The vice ring was said to involve up to 100 men.
By January 1976, 18 soldiers from the Household Division were discharged and an officer was called upon to resign his commission. Another 17 who were due to appear before a court martial had the possibility of staying in the army as their actions were deemed less severe.
The SIB referred their inquiry report to the Director of Public Prosecutions – Sir Tony Hetherington – to follow up.
Unfortunately, according to Anthony Daly’s book, it’s believed Hetherington was also procuring rent boys through the Playland firm and Mayfair ring – in which the Grenadier Guards featured. As was the Attorney General, Sir Michael Havers.
Inquiry – Part two – Boy Soldiers in Brothels:
Following on from the SIB report, in February 1976 the Vice Squad at Scotland Yard and SIB began a new strand to the inquiry into allegations that young guards – particularly those stationed at Pirbright, Surrey – were being ‘seduced into male prostitution’ by ‘middle men.’ The youngsters were then taken to the same brothels which were used within the Playland scandal.
Just as Anthony Daly outlines in his book from his own experiences, the young guards would be taken to ‘parties’ in London where teenagers and older men would be waiting. They would be paid to undertake sex acts. From then on they would be caught in the web.
Inquiry – Part three – RAF Vice Ring:
Again, following on from the SIB report, in May 1976 Scotland Yard began an inquiry into allegations involving young airmen. Initially an RAF investigation, it was soon discovered that civilians were involved and so Scotland Yard was brought in to investigate.
Centered around RAF Northolt, it was alleged that young airmen were being paid to take part in sex acts at ‘parties’ given by executives for influential customers.
Det Ch Supt Robert Chalk and his team from Scotland Yard joined forces with RAF investigators to look into similar claims to that of the previous inquiry. Apparently letters sent by businessmen to young airmen were seized by police during their inquiries.
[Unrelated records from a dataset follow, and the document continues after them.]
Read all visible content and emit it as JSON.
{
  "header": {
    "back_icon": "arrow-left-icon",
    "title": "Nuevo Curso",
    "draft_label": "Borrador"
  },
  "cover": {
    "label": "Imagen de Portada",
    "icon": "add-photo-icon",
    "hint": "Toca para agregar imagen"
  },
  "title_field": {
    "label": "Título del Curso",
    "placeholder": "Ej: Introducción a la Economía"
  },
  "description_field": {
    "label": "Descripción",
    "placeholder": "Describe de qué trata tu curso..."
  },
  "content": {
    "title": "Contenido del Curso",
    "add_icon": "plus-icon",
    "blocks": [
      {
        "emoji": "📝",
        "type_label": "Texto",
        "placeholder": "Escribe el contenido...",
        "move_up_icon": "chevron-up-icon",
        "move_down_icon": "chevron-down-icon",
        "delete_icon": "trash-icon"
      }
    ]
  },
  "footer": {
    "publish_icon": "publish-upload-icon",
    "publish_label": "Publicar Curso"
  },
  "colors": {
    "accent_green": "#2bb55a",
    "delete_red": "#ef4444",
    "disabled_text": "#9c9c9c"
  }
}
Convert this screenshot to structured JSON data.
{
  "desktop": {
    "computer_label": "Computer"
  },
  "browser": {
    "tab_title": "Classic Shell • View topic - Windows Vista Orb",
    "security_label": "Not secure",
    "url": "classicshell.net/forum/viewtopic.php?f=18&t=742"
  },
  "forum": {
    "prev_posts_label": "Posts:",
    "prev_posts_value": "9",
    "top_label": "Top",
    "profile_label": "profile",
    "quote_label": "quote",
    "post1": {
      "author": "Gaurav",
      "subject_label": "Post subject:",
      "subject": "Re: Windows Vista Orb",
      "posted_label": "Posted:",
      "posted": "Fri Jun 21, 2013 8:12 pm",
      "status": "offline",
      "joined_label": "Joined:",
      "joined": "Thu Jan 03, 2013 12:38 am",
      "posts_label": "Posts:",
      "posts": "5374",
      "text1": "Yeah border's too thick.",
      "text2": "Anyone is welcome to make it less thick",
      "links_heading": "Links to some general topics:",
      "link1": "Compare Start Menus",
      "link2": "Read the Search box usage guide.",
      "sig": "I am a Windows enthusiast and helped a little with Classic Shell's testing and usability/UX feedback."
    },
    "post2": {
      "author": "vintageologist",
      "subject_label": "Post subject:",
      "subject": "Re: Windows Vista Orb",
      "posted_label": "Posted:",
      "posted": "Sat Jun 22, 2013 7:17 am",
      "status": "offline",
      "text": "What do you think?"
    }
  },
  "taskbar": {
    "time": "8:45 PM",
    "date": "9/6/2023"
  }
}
-  As well as ‘Him’ magazine, Purnell was also editor of ‘Playguy,’ for which Koetser was also providing pictures.
-  In Anthony Daly’s book, it is claimed that Charles Hornby stated to Daly “The bookselling fraternity are close-knit.“
-  I’m unsure if the Mr X referred to in the Mirror articles is also the same Mr X that approached the News of the World and gave evidence during the Playland trial.